> **Exercise brief**:
Every record below should be printed exactly as it appears.

START Records to use

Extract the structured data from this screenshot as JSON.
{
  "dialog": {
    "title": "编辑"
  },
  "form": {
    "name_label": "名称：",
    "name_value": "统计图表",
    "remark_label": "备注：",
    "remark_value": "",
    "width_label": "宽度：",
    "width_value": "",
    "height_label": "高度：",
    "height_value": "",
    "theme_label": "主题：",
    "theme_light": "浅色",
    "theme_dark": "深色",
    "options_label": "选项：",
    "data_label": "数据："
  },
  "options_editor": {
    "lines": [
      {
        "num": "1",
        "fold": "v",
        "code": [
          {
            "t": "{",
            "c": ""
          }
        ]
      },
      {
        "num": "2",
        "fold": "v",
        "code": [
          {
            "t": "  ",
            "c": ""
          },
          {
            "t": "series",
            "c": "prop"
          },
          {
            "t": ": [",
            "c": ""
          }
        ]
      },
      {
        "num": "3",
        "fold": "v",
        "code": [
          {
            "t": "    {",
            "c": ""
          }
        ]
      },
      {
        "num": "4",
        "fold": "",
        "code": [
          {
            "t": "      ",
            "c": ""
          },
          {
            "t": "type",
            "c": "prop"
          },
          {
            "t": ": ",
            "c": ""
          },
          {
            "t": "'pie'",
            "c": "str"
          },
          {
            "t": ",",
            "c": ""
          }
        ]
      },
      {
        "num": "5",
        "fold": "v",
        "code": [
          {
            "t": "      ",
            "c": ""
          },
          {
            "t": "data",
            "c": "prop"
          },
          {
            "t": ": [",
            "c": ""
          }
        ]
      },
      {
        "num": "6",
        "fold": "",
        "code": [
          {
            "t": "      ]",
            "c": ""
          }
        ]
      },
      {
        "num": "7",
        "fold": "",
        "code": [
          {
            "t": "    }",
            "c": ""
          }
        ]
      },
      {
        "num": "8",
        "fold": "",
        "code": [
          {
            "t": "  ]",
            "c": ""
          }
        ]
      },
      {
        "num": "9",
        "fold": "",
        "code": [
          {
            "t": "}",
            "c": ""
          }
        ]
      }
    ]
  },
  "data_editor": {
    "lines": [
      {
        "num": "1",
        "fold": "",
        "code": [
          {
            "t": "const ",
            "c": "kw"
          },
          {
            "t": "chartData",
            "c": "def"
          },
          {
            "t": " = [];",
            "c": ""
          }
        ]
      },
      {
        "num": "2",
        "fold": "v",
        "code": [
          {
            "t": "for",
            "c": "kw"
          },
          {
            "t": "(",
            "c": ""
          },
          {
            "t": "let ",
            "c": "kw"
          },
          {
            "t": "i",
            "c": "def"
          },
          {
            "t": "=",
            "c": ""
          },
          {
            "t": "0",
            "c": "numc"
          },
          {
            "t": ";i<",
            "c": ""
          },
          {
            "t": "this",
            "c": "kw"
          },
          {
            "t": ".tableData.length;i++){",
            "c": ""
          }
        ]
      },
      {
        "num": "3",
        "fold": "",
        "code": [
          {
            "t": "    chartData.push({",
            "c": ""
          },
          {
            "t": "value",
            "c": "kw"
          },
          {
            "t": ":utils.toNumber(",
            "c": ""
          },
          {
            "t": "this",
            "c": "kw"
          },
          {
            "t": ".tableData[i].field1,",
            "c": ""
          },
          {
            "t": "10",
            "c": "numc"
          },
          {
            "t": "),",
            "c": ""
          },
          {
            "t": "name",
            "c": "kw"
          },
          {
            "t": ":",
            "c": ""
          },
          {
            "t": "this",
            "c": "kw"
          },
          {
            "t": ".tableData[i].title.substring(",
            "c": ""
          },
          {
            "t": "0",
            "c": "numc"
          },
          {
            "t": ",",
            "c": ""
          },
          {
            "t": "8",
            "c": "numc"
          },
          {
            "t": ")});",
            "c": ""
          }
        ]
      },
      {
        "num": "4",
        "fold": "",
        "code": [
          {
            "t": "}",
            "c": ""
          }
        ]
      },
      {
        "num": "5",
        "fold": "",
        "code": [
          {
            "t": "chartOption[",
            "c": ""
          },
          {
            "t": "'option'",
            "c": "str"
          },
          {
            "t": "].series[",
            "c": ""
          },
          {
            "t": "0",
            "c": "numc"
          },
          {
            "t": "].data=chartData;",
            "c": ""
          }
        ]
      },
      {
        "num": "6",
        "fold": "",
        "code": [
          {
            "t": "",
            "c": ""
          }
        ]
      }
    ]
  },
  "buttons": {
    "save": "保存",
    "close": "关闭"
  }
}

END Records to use

> **Exercise solution**:
Extract the structured data from this screenshot as JSON.
{
  "dialog": {
    "title": "编辑"
  },
  "form": {
    "name_label": "名称：",
    "name_value": "统计图表",
    "remark_label": "备注：",
    "remark_value": "",
    "width_label": "宽度：",
    "width_value": "",
    "height_label": "高度：",
    "height_value": "",
    "theme_label": "主题：",
    "theme_light": "浅色",
    "theme_dark": "深色",
    "options_label": "选项：",
    "data_label": "数据："
  },
  "options_editor": {
    "lines": [
      {
        "num": "1",
        "fold": "v",
        "code": [
          {
            "t": "{",
            "c": ""
          }
        ]
      },
      {
        "num": "2",
        "fold": "v",
        "code": [
          {
            "t": "  ",
            "c": ""
          },
          {
            "t": "series",
            "c": "prop"
          },
          {
            "t": ": [",
            "c": ""
          }
        ]
      },
      {
        "num": "3",
        "fold": "v",
        "code": [
          {
            "t": "    {",
            "c": ""
          }
        ]
      },
      {
        "num": "4",
        "fold": "",
        "code": [
          {
            "t": "      ",
            "c": ""
          },
          {
            "t": "type",
            "c": "prop"
          },
          {
            "t": ": ",
            "c": ""
          },
          {
            "t": "'pie'",
            "c": "str"
          },
          {
            "t": ",",
            "c": ""
          }
        ]
      },
      {
        "num": "5",
        "fold": "v",
        "code": [
          {
            "t": "      ",
            "c": ""
          },
          {
            "t": "data",
            "c": "prop"
          },
          {
            "t": ": [",
            "c": ""
          }
        ]
      },
      {
        "num": "6",
        "fold": "",
        "code": [
          {
            "t": "      ]",
            "c": ""
          }
        ]
      },
      {
        "num": "7",
        "fold": "",
        "code": [
          {
            "t": "    }",
            "c": ""
          }
        ]
      },
      {
        "num": "8",
        "fold": "",
        "code": [
          {
            "t": "  ]",
            "c": ""
          }
        ]
      },
      {
        "num": "9",
        "fold": "",
        "code": [
          {
            "t": "}",
            "c": ""
          }
        ]
      }
    ]
  },
  "data_editor": {
    "lines": [
      {
        "num": "1",
        "fold": "",
        "code": [
          {
            "t": "const ",
            "c": "kw"
          },
          {
            "t": "chartData",
            "c": "def"
          },
          {
            "t": " = [];",
            "c": ""
          }
        ]
      },
      {
        "num": "2",
        "fold": "v",
        "code": [
          {
            "t": "for",
            "c": "kw"
          },
          {
            "t": "(",
            "c": ""
          },
          {
            "t": "let ",
            "c": "kw"
          },
          {
            "t": "i",
            "c": "def"
          },
          {
            "t": "=",
            "c": ""
          },
          {
            "t": "0",
            "c": "numc"
          },
          {
            "t": ";i<",
            "c": ""
          },
          {
            "t": "this",
            "c": "kw"
          },
          {
            "t": ".tableData.length;i++){",
            "c": ""
          }
        ]
      },
      {
        "num": "3",
        "fold": "",
        "code": [
          {
            "t": "    chartData.push({",
            "c": ""
          },
          {
            "t": "value",
            "c": "kw"
          },
          {
            "t": ":utils.toNumber(",
            "c": ""
          },
          {
            "t": "this",
            "c": "kw"
          },
          {
            "t": ".tableData[i].field1,",
            "c": ""
          },
          {
            "t": "10",
            "c": "numc"
          },
          {
            "t": "),",
            "c": ""
          },
          {
            "t": "name",
            "c": "kw"
          },
          {
            "t": ":",
            "c": ""
          },
          {
            "t": "this",
            "c": "kw"
          },
          {
            "t": ".tableData[i].title.substring(",
            "c": ""
          },
          {
            "t": "0",
            "c": "numc"
          },
          {
            "t": ",",
            "c": ""
          },
          {
            "t": "8",
            "c": "numc"
          },
          {
            "t": ")});",
            "c": ""
          }
        ]
      },
      {
        "num": "4",
        "fold": "",
        "code": [
          {
            "t": "}",
            "c": ""
          }
        ]
      },
      {
        "num": "5",
        "fold": "",
        "code": [
          {
            "t": "chartOption[",
            "c": ""
          },
          {
            "t": "'option'",
            "c": "str"
          },
          {
            "t": "].series[",
            "c": ""
          },
          {
            "t": "0",
            "c": "numc"
          },
          {
            "t": "].data=chartData;",
            "c": ""
          }
        ]
      },
      {
        "num": "6",
        "fold": "",
        "code": [
          {
            "t": "",
            "c": ""
          }
        ]
      }
    ]
  },
  "buttons": {
    "save": "保存",
    "close": "关闭"
  }
}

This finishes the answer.